When the list of parts available went up before the audition, many students went to the internet to learn more about the play. There were no production photos to be seen, no reviews to be read, only the play description found on Amazon and Samuel French’s website. We may have found an obscure play, but I still did not know we had begun working on a premiere. I tried, in vain, to contact the playwright and ask him about the production history. With nothing to go on but the text itself, we held our auditions. The read-through the following day was very successful. The play’s humor and wit came out clearly; this play had legs.
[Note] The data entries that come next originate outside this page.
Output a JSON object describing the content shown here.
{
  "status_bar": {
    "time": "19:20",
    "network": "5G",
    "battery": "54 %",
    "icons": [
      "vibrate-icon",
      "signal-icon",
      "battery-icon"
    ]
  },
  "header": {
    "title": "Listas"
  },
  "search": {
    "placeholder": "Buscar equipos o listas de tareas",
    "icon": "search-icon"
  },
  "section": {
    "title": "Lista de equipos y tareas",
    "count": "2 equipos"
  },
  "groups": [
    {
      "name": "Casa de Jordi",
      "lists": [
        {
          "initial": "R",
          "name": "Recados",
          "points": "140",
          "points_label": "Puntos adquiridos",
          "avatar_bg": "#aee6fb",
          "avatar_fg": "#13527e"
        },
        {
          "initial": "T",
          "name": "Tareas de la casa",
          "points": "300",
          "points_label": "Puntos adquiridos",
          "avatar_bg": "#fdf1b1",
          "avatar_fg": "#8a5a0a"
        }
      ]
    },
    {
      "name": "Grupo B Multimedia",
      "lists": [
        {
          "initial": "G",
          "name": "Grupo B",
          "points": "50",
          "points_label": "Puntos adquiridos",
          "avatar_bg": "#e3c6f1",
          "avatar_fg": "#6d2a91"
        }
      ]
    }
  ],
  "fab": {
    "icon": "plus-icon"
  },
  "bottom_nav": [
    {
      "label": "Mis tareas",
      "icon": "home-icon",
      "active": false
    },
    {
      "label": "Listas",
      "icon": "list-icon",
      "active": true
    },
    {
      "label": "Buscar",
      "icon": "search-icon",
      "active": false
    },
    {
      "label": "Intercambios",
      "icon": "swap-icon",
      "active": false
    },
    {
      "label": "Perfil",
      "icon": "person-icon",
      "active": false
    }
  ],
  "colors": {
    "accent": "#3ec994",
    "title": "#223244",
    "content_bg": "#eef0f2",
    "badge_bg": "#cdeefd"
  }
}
In film, a character exiting one door and entering another space with another costume is a simple cut and edit. In theatre, there is no cut and edit. For the actresses, we had costumes made with elastic to help with many of the changes. Due to the various rooms and locations in the play, our set would have multiple levels to guide the audience through the transitions. Also, the house floor and apron were utilized to accommodate scene changes behind the grand drape. Lighting became an intricate part of our production with more than seventy lighting cues. At one point, we joked that the act change from one to two was one of the most exciting moments in the show that nobody would see: we had one minute and 20 seconds to remove three rooms worth of props, while rotating the back wall, before the curtain had opened.

It was in the midst of this that I received an email from Leon Kaye and learned that this was the first production. We spoke for nearly an hour about the details in our production: run time, set design, costumes, actors, limitations of our space and, of course, the play itself. Sharing our conversation with the cast was a big injection of confidence for the production, as we had lost a week of rehearsal to weather and were working around the clock to make up that time.

As we approached opening night, many in the cast openly discussed disbelief that no one had done this play before. Was it the costume demands, the set designs, the backstage efforts needed – what was it that kept this play on the shelf for so long? Our opening night was February 26. It was the largest opening night in our theatre department’s history. When we closed four days later, nearly 800 people had come to see the play. This was more than double our previous staging’s attendance. What had started as a desperate search with the flu ended with our greatest success.

To license a production of Murder with Grace, visit the US website of Concord Theatricals.